Every line below is to be given again precisely; images are to be left out.

(Dataset rows for apps and sites)
────────────────

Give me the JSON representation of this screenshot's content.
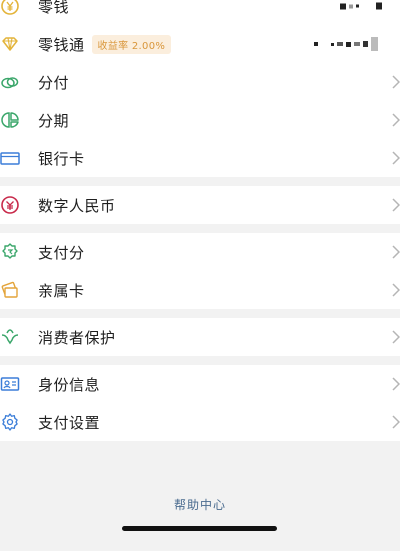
{
  "sections": [
    {
      "items": [
        {
          "label": "零钱",
          "icon": "yuan-coin-icon"
        },
        {
          "label": "零钱通",
          "icon": "diamond-icon",
          "badge": "收益率 2.00%"
        },
        {
          "label": "分付",
          "icon": "fenfu-cloud-icon"
        },
        {
          "label": "分期",
          "icon": "installment-icon"
        },
        {
          "label": "银行卡",
          "icon": "bank-card-icon"
        }
      ]
    },
    {
      "items": [
        {
          "label": "数字人民币",
          "icon": "digital-rmb-icon"
        }
      ]
    },
    {
      "items": [
        {
          "label": "支付分",
          "icon": "payment-score-icon"
        },
        {
          "label": "亲属卡",
          "icon": "family-card-icon"
        }
      ]
    },
    {
      "items": [
        {
          "label": "消费者保护",
          "icon": "consumer-protection-icon"
        }
      ]
    },
    {
      "items": [
        {
          "label": "身份信息",
          "icon": "id-card-icon"
        },
        {
          "label": "支付设置",
          "icon": "gear-icon"
        }
      ]
    }
  ],
  "footer": {
    "help_label": "帮助中心"
  },
  "colors": {
    "chevron": "#b5b5b5",
    "badge_text": "#d9963a",
    "badge_bg": "#fbeedd",
    "help_link": "#4a6b8f"
  }
}
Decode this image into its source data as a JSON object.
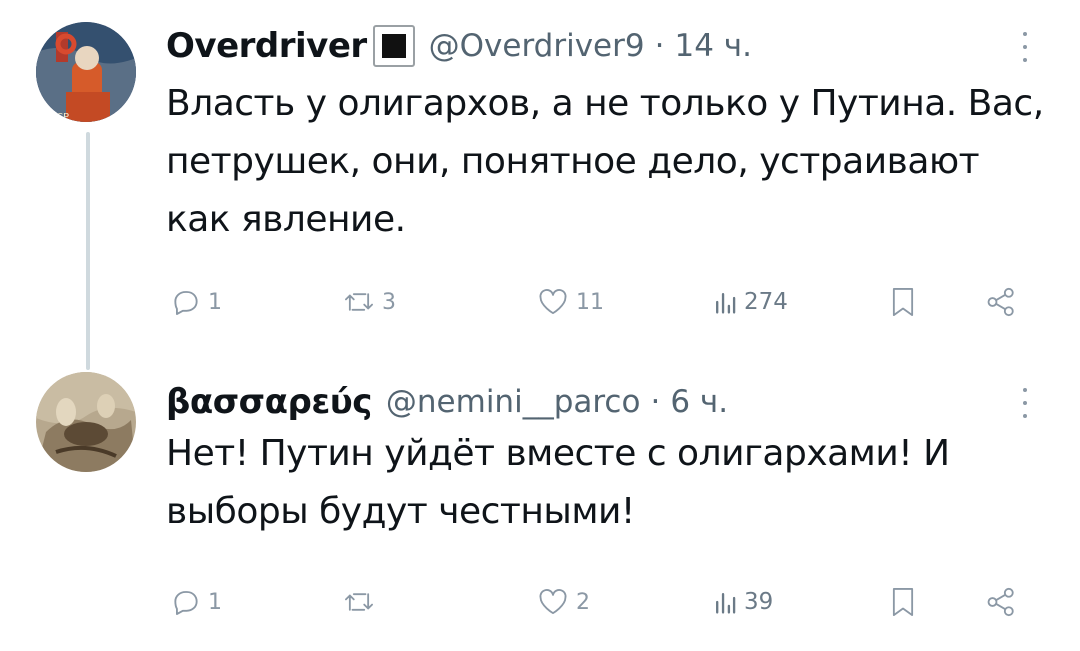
{
  "tweets": [
    {
      "author": {
        "display_name": "Overdriver",
        "badge_icon": "black-square-icon",
        "handle": "@Overdriver9"
      },
      "separator": "·",
      "time": "14 ч.",
      "text": "Власть у олигархов, а не только у Путина. Вас, петрушек, они, понятное дело, устраивают как явление.",
      "stats": {
        "replies": "1",
        "retweets": "3",
        "likes": "11",
        "views": "274"
      }
    },
    {
      "author": {
        "display_name": "βασσαρεύς",
        "handle": "@nemini__parco"
      },
      "separator": "·",
      "time": "6 ч.",
      "text": "Нет! Путин уйдёт вместе с олигархами! И выборы будут честными!",
      "stats": {
        "replies": "1",
        "retweets": "",
        "likes": "2",
        "views": "39"
      }
    }
  ],
  "colors": {
    "text_primary": "#0f1419",
    "text_secondary": "#536471",
    "icon": "#8b98a5",
    "thread_line": "#cfd9de"
  }
}
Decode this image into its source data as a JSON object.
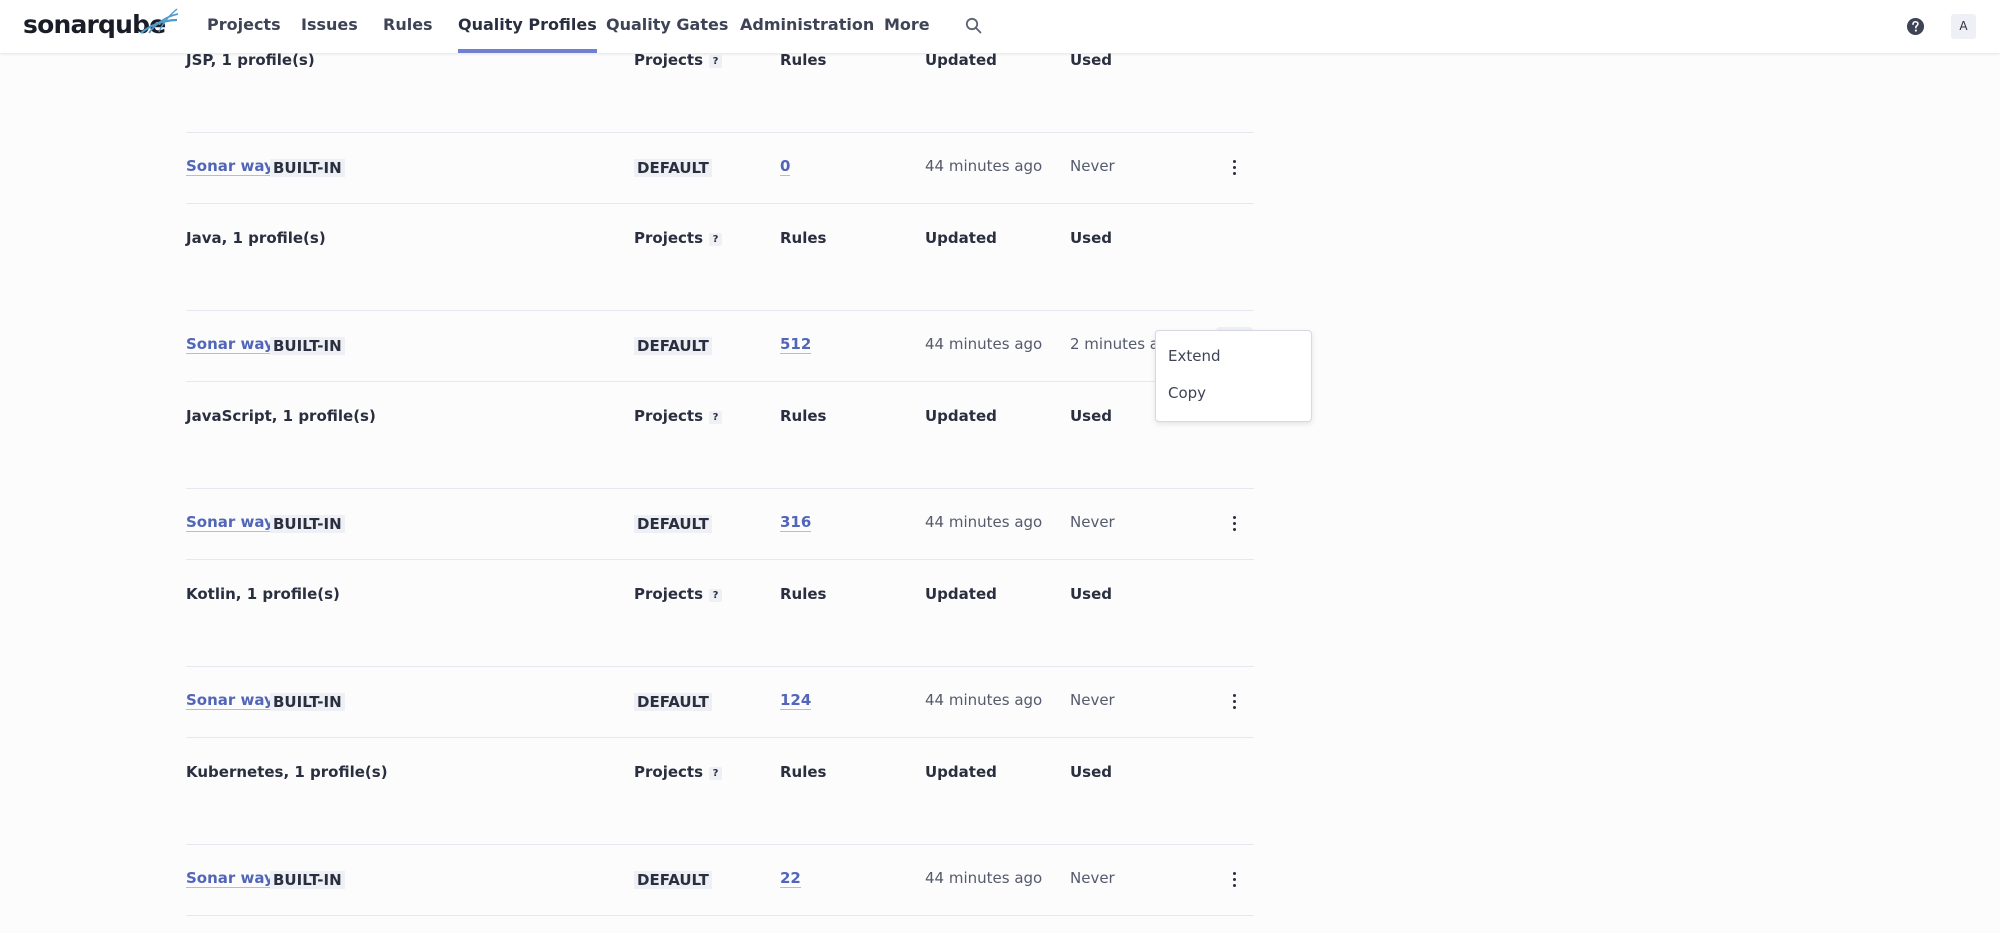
{
  "brand": {
    "logo_text": "sonarqube"
  },
  "nav": {
    "items": [
      {
        "label": "Projects"
      },
      {
        "label": "Issues"
      },
      {
        "label": "Rules"
      },
      {
        "label": "Quality Profiles"
      },
      {
        "label": "Quality Gates"
      },
      {
        "label": "Administration"
      },
      {
        "label": "More"
      }
    ],
    "active": "Quality Profiles",
    "user_initial": "A"
  },
  "table_headers": {
    "projects": "Projects",
    "projects_help": "?",
    "rules": "Rules",
    "updated": "Updated",
    "used": "Used"
  },
  "sections": [
    {
      "title": "JSP, 1 profile(s)",
      "profile": "Sonar way",
      "badge": "BUILT-IN",
      "default_badge": "DEFAULT",
      "rules": "0",
      "updated": "44 minutes ago",
      "used": "Never"
    },
    {
      "title": "Java, 1 profile(s)",
      "profile": "Sonar way",
      "badge": "BUILT-IN",
      "default_badge": "DEFAULT",
      "rules": "512",
      "updated": "44 minutes ago",
      "used": "2 minutes ago"
    },
    {
      "title": "JavaScript, 1 profile(s)",
      "profile": "Sonar way",
      "badge": "BUILT-IN",
      "default_badge": "DEFAULT",
      "rules": "316",
      "updated": "44 minutes ago",
      "used": "Never"
    },
    {
      "title": "Kotlin, 1 profile(s)",
      "profile": "Sonar way",
      "badge": "BUILT-IN",
      "default_badge": "DEFAULT",
      "rules": "124",
      "updated": "44 minutes ago",
      "used": "Never"
    },
    {
      "title": "Kubernetes, 1 profile(s)",
      "profile": "Sonar way",
      "badge": "BUILT-IN",
      "default_badge": "DEFAULT",
      "rules": "22",
      "updated": "44 minutes ago",
      "used": "Never"
    }
  ],
  "dropdown": {
    "items": [
      "Extend",
      "Copy"
    ]
  },
  "icons": {
    "search": "search-icon",
    "help": "help-icon",
    "more": "more-vertical-icon"
  },
  "colors": {
    "accent": "#6f80d3",
    "link": "#5266b9"
  }
}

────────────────

▶ Solution:
Give me the JSON representation of this screenshot's content.
{
  "sections": [
    {
      "items": [
        {
          "label": "零钱",
          "icon": "yuan-coin-icon"
        },
        {
          "label": "零钱通",
          "icon": "diamond-icon",
          "badge": "收益率 2.00%"
        },
        {
          "label": "分付",
          "icon": "fenfu-cloud-icon"
        },
        {
          "label": "分期",
          "icon": "installment-icon"
        },
        {
          "label": "银行卡",
          "icon": "bank-card-icon"
        }
      ]
    },
    {
      "items": [
        {
          "label": "数字人民币",
          "icon": "digital-rmb-icon"
        }
      ]
    },
    {
      "items": [
        {
          "label": "支付分",
          "icon": "payment-score-icon"
        },
        {
          "label": "亲属卡",
          "icon": "family-card-icon"
        }
      ]
    },
    {
      "items": [
        {
          "label": "消费者保护",
          "icon": "consumer-protection-icon"
        }
      ]
    },
    {
      "items": [
        {
          "label": "身份信息",
          "icon": "id-card-icon"
        },
        {
          "label": "支付设置",
          "icon": "gear-icon"
        }
      ]
    }
  ],
  "footer": {
    "help_label": "帮助中心"
  },
  "colors": {
    "chevron": "#b5b5b5",
    "badge_text": "#d9963a",
    "badge_bg": "#fbeedd",
    "help_link": "#4a6b8f"
  }
}
Decode this image into its source data as a JSON object.
{
  "tweets": [
    {
      "author": {
        "display_name": "Overdriver",
        "badge_icon": "black-square-icon",
        "handle": "@Overdriver9"
      },
      "separator": "·",
      "time": "14 ч.",
      "text": "Власть у олигархов, а не только у Путина. Вас, петрушек, они, понятное дело, устраивают как явление.",
      "stats": {
        "replies": "1",
        "retweets": "3",
        "likes": "11",
        "views": "274"
      }
    },
    {
      "author": {
        "display_name": "βασσαρεύς",
        "handle": "@nemini__parco"
      },
      "separator": "·",
      "time": "6 ч.",
      "text": "Нет! Путин уйдёт вместе с олигархами! И выборы будут честными!",
      "stats": {
        "replies": "1",
        "retweets": "",
        "likes": "2",
        "views": "39"
      }
    }
  ],
  "colors": {
    "text_primary": "#0f1419",
    "text_secondary": "#536471",
    "icon": "#8b98a5",
    "thread_line": "#cfd9de"
  }
}
Decode this image into its source data as a JSON object.
{
  "brand": {
    "logo_text": "sonarqube"
  },
  "nav": {
    "items": [
      {
        "label": "Projects"
      },
      {
        "label": "Issues"
      },
      {
        "label": "Rules"
      },
      {
        "label": "Quality Profiles"
      },
      {
        "label": "Quality Gates"
      },
      {
        "label": "Administration"
      },
      {
        "label": "More"
      }
    ],
    "active": "Quality Profiles",
    "user_initial": "A"
  },
  "table_headers": {
    "projects": "Projects",
    "projects_help": "?",
    "rules": "Rules",
    "updated": "Updated",
    "used": "Used"
  },
  "sections": [
    {
      "title": "JSP, 1 profile(s)",
      "profile": "Sonar way",
      "badge": "BUILT-IN",
      "default_badge": "DEFAULT",
      "rules": "0",
      "updated": "44 minutes ago",
      "used": "Never"
    },
    {
      "title": "Java, 1 profile(s)",
      "profile": "Sonar way",
      "badge": "BUILT-IN",
      "default_badge": "DEFAULT",
      "rules": "512",
      "updated": "44 minutes ago",
      "used": "2 minutes ago"
    },
    {
      "title": "JavaScript, 1 profile(s)",
      "profile": "Sonar way",
      "badge": "BUILT-IN",
      "default_badge": "DEFAULT",
      "rules": "316",
      "updated": "44 minutes ago",
      "used": "Never"
    },
    {
      "title": "Kotlin, 1 profile(s)",
      "profile": "Sonar way",
      "badge": "BUILT-IN",
      "default_badge": "DEFAULT",
      "rules": "124",
      "updated": "44 minutes ago",
      "used": "Never"
    },
    {
      "title": "Kubernetes, 1 profile(s)",
      "profile": "Sonar way",
      "badge": "BUILT-IN",
      "default_badge": "DEFAULT",
      "rules": "22",
      "updated": "44 minutes ago",
      "used": "Never"
    }
  ],
  "dropdown": {
    "items": [
      "Extend",
      "Copy"
    ]
  },
  "icons": {
    "search": "search-icon",
    "help": "help-icon",
    "more": "more-vertical-icon"
  },
  "colors": {
    "accent": "#6f80d3",
    "link": "#5266b9"
  }
}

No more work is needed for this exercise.